In the world of sports, every day is a challenge, and as coaches, we aim to help athletes become the best. 

So if I help you work on your shot, why do you get upset? If I correct your dribbling, why complain? If I work with you on your drop step, why are you rolling your eyes at me? When I yell at you, it’s not because I am mad or upset; it’s because I have asked or told you something 800 times. 

So why?

Because that girl, the one on the other team—you know, the one guarding you; the one that blocked your shot; the one that crossed you over; the one that kept you from scoring—she cares what you can or cannot do more than you do. Why? Because she wants to win!
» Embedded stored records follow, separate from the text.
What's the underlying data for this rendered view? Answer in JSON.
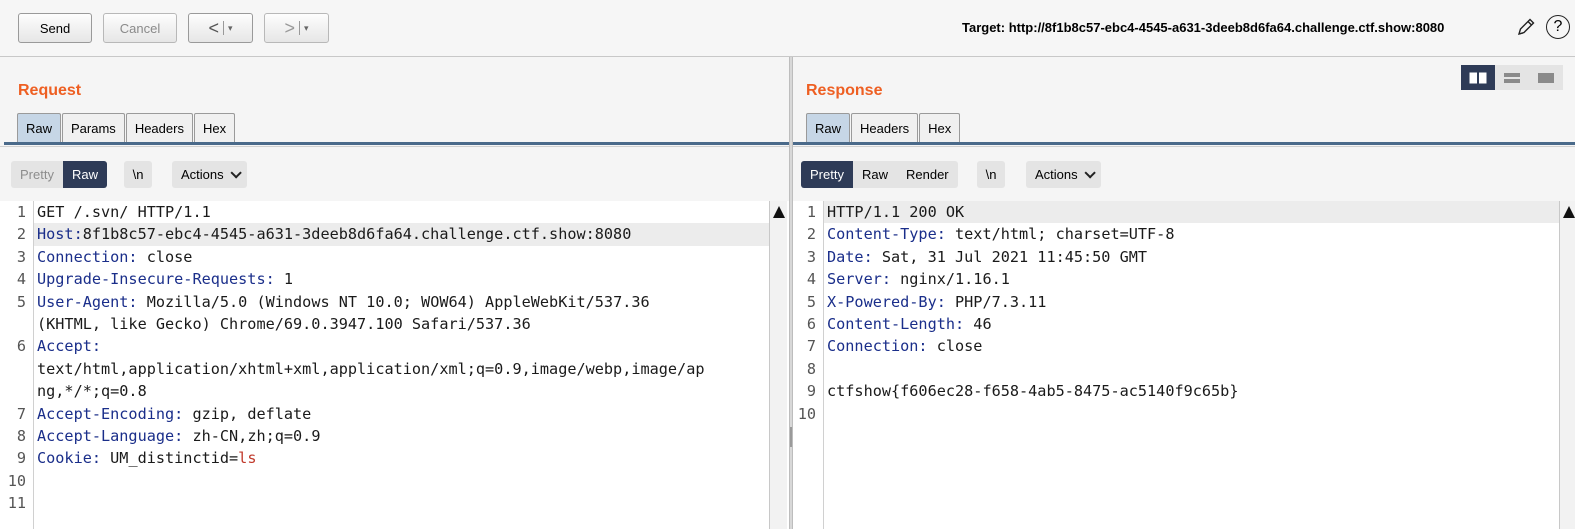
{
  "toolbar": {
    "send_label": "Send",
    "cancel_label": "Cancel",
    "back_glyph": "<",
    "forward_glyph": ">",
    "dropdown_glyph": "▾",
    "target_text": "Target: http://8f1b8c57-ebc4-4545-a631-3deeb8d6fa64.challenge.ctf.show:8080",
    "edit_icon": "pencil-icon",
    "help_glyph": "?"
  },
  "request": {
    "title": "Request",
    "tabs": [
      "Raw",
      "Params",
      "Headers",
      "Hex"
    ],
    "active_tab": "Raw",
    "view_modes": [
      "Pretty",
      "Raw"
    ],
    "active_view": "Raw",
    "newline_label": "\\n",
    "actions_label": "Actions",
    "lines": [
      {
        "n": "1",
        "key": "",
        "val": "GET /.svn/ HTTP/1.1"
      },
      {
        "n": "2",
        "key": "Host:",
        "val": "8f1b8c57-ebc4-4545-a631-3deeb8d6fa64.challenge.ctf.show:8080",
        "highlight": true
      },
      {
        "n": "3",
        "key": "Connection:",
        "val": " close"
      },
      {
        "n": "4",
        "key": "Upgrade-Insecure-Requests:",
        "val": " 1"
      },
      {
        "n": "5",
        "key": "User-Agent:",
        "val": " Mozilla/5.0 (Windows NT 10.0; WOW64) AppleWebKit/537.36"
      },
      {
        "n": "",
        "key": "",
        "val": "(KHTML, like Gecko) Chrome/69.0.3947.100 Safari/537.36"
      },
      {
        "n": "6",
        "key": "Accept:",
        "val": ""
      },
      {
        "n": "",
        "key": "",
        "val": "text/html,application/xhtml+xml,application/xml;q=0.9,image/webp,image/ap"
      },
      {
        "n": "",
        "key": "",
        "val": "ng,*/*;q=0.8"
      },
      {
        "n": "7",
        "key": "Accept-Encoding:",
        "val": " gzip, deflate"
      },
      {
        "n": "8",
        "key": "Accept-Language:",
        "val": " zh-CN,zh;q=0.9"
      },
      {
        "n": "9",
        "key": "Cookie:",
        "val": " UM_distinctid=",
        "red": "ls"
      },
      {
        "n": "10",
        "key": "",
        "val": ""
      },
      {
        "n": "11",
        "key": "",
        "val": ""
      }
    ]
  },
  "response": {
    "title": "Response",
    "tabs": [
      "Raw",
      "Headers",
      "Hex"
    ],
    "active_tab": "Raw",
    "view_modes": [
      "Pretty",
      "Raw",
      "Render"
    ],
    "active_view": "Pretty",
    "newline_label": "\\n",
    "actions_label": "Actions",
    "lines": [
      {
        "n": "1",
        "key": "",
        "val": "HTTP/1.1 200 OK",
        "highlight": true
      },
      {
        "n": "2",
        "key": "Content-Type:",
        "val": " text/html; charset=UTF-8"
      },
      {
        "n": "3",
        "key": "Date:",
        "val": " Sat, 31 Jul 2021 11:45:50 GMT"
      },
      {
        "n": "4",
        "key": "Server:",
        "val": " nginx/1.16.1"
      },
      {
        "n": "5",
        "key": "X-Powered-By:",
        "val": " PHP/7.3.11"
      },
      {
        "n": "6",
        "key": "Content-Length:",
        "val": " 46"
      },
      {
        "n": "7",
        "key": "Connection:",
        "val": " close"
      },
      {
        "n": "8",
        "key": "",
        "val": ""
      },
      {
        "n": "9",
        "key": "",
        "val": "ctfshow{f606ec28-f658-4ab5-8475-ac5140f9c65b}"
      },
      {
        "n": "10",
        "key": "",
        "val": ""
      }
    ]
  },
  "colors": {
    "title_orange": "#ee5f22",
    "header_key_blue": "#1a2e8a",
    "active_segment": "#2e3b57",
    "active_tab": "#c6d6e6"
  }
}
She wants it more than you do.

I’m here to help you, to coach you, to train you, and to prepare you. I’m your biggest fan. Are you going to let her win? It’s up to you.
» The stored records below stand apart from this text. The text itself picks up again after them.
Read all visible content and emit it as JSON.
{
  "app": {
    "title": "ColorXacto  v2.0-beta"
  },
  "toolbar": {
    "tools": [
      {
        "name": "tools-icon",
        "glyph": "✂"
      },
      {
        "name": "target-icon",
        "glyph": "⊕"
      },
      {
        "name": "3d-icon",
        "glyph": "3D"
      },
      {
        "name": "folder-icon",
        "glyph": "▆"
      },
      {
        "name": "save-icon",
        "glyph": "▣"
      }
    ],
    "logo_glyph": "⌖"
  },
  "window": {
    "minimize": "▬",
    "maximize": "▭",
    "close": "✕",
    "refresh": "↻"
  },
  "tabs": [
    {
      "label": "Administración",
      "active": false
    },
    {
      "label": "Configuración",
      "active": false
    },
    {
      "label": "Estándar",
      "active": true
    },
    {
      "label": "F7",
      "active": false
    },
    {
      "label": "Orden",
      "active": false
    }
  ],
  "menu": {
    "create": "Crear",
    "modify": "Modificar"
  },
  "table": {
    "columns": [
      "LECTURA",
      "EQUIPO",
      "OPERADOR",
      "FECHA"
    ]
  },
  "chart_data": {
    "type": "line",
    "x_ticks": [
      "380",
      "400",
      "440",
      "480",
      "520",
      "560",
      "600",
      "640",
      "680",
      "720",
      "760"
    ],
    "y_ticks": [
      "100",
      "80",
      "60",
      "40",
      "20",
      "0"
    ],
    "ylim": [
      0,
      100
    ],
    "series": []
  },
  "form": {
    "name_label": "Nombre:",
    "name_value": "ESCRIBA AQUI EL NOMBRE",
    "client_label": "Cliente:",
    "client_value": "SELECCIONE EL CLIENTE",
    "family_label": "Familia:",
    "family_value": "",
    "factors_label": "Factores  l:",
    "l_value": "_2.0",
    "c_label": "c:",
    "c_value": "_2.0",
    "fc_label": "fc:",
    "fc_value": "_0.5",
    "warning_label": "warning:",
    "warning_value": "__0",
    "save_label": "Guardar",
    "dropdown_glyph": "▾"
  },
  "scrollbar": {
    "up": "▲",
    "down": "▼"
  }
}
I wish more of my athletes would remember that most coaches have been where they are. We’ve had to experience the same conditioning, yelling, strength training, etc. We all had to learn and develop our skills in some way.

I have over twenty years’ experience as a player, instructor, trainer, and coach. However, I wasn’t always good at basketball. Before the age of twelve, I had never touched a basketball and was six feet tall. My first coach was a P.E. teacher. She made me play because she knew members of my family who were good at basketball. I was awkward, slightly uncoordinated, and did not have any basketball skills.

Halfway through the season, the high school coach came over to our middle school to speak with me about playing ball for her. She thought I was lazy. In a very respectful manner, I let her know that I was far from lazy. She looked shocked. I explained that my middle school coach hadn’t taught me anything and made me do office work while the other girls practiced. Thankfully, the high school coach trusted me, saw potential, and put me on the team. 

I worked hard my first year of high school but felt inadequate. I decided the best thing to do was quit. I washed my uniform, folded it nicely, and laid it aside to return to my coach. 

Season was starting up again, and I missed all the summer games with the intention to quit. When it came time to return my uniform, I looked at it, and something shifted in me. I told myself, “I’m going to give it all I have, and if it isn’t good enough, then I will quit.”

The first three games of the season, I scored twenty-three points and grabbed twenty-two rebounds.

I realized at a young age that learning basic skills builds confidence and makes you able to better perform. As I got older, I started coaching and training to help other athletes develop their skills early, which is the foundation of my business. I didn’t have that as a young athlete. People always said they would help, but in the end, they didn’t. It was very disappointing. I learned on my own, and I did not have it all down, making the learning process much longer. If I had a coach to teach and show me how to do things and explain different aspects of the game, I would have been a more confident, well-rounded player. 

I overcame. As a high school sophomore, I signed to play in college under an athletic/academic scholarship. During my freshmen year, my coaches helped improve my game by changing my shot, making me more aggressive, and creating a strength training program. Although they would always say, “You have so much potential,” they would not provide insight into exactly what I needed to work on. It was frustrating. I thought I would always be a mediocre player. I spent hours working on my game, training, and conditioning. When I was away from the pressure and could relax, I reached my potential, but my season as a player was coming to an end. I felt great, and I was great. 

Now, as a coach, I want to share what I have gained with my athletes. However, it is tough as a female coaching the female athlete. You are looked at as the “mean mom” because you have to push them, encourage them, be stern with them, motivate them, and provide constructive criticism. It is like playing the devil’s advocate, and the road gets rough. But I want each athlete I have had and will have the honor of coaching to know that at the end of the day, I’m here to help them reach their potential. I want them to enjoy the freedom of being great, the liberation of confidence, and all the rewards it brings. It all begins with you and your coach—your biggest fan.


Portrait by Katie Howerton.